The case for this paper is that of America. As a country, America has been blessed with the great 'salad bowl' syndrome, wherein it enjoys a plethora of people who have come to the shores of this great country in search of opportunity. The basic reason for people migrating to a certain part of the world is the lure of opportunity as opposed to whatever threat might have met them in their home land. In this regard, the paper will discuss the book Beyond Smoke and Mirrors: US Immigration Policy in the Age of Globalization, as the authors set about describing the mindset of the immigrants as well as the hosts who came to set up homes in America.
According to the authors, immigration policies and principles have been one of the most important aspects of public policy in the US. This is a part of their history. It has been mentioned by the authors that the nation had passed through perhaps the single most significant transformative period in its history by those who lived through the Civil War and Reconstruction. The great questions of slavery, sectionalism, and national supremacy that had plagued the Americans for nearly eight decades had been resolved through a combination of the force of arms and the constitutional and legal change made possible by military victory. Irrespective of the fact that most Americans believed that these issues had been permanently resolved, this period posed new challenges to American values and assumptions which in term have influenced their take on immigration policy. Three intertwining themes define the evolution of the US Immigration Policy and perspectives in the same as garnered from the book: (Massey et al, 2001)
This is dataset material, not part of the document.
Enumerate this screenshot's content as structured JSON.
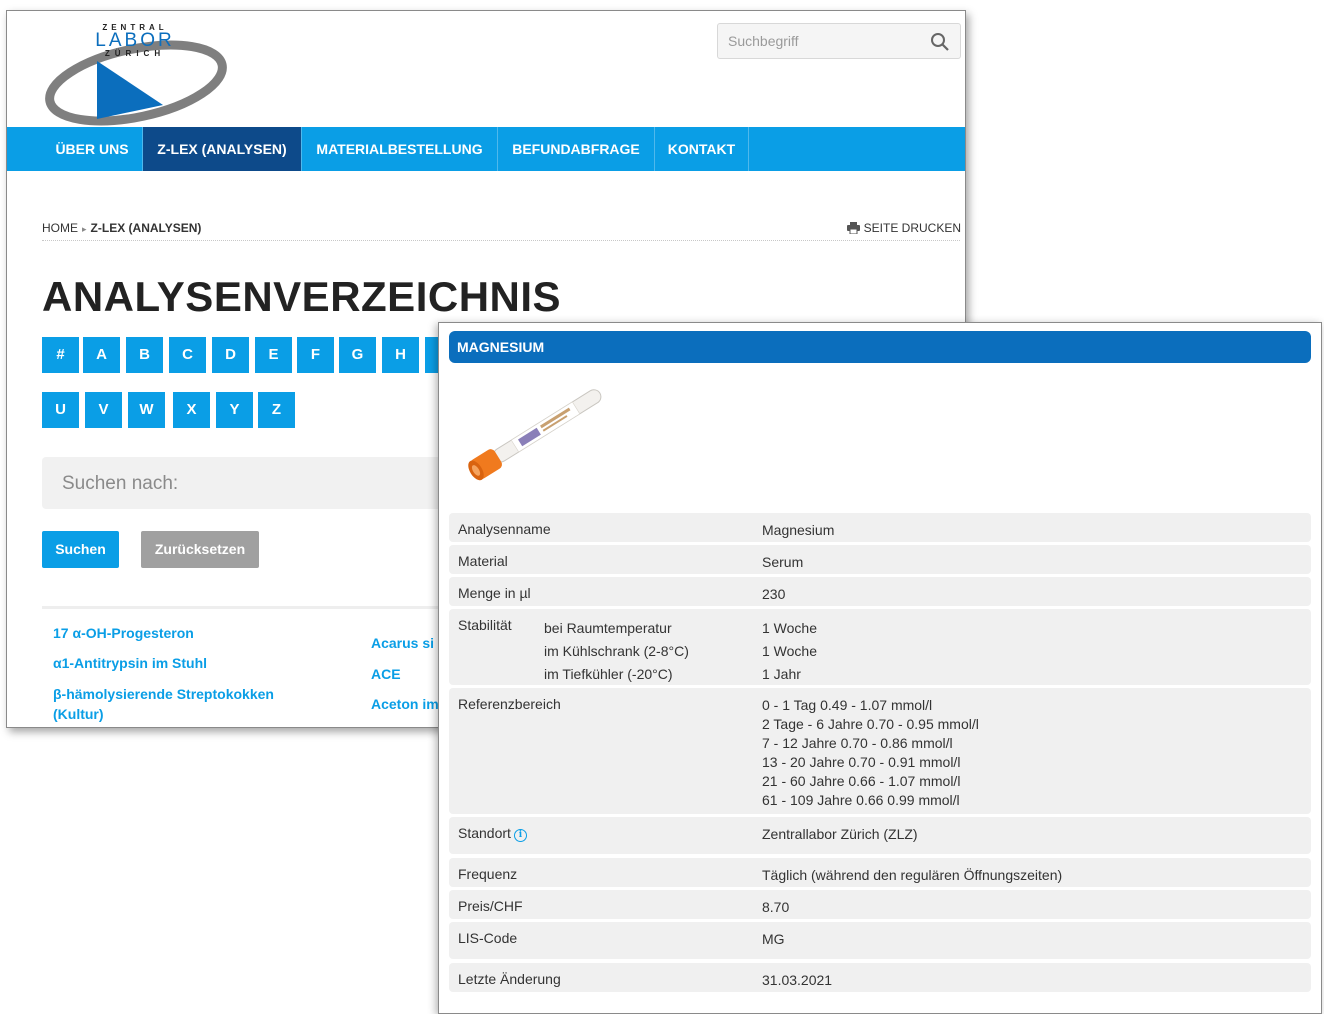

(i) industrialization - the rise of the industrial economy and of accompanying issues of law, governance, and public policy;
(ii) urbanization - the dramatic growth of the nation's cities as focal points for population growth and demographic change, and as centers of commerce, culture, education, news, and politics; and
(iii) integration through immigration - the effects on American identity, politics, and culture of the great waves of immigration from eastern, central, and southern Europe and from Asia. The interaction of these themes added richness and complexity to late nineteenth-century American history.
In order to further understand the implications set forth by the writers in this book, it is important to understand the motives behind the immigration of various groups of people so as to understand the evolution of the Immigration Policy. This has been garnered by the book as follows:
Just as labor's response to industrialization seemed threatening to prized American values of individualism, free enterprise, and social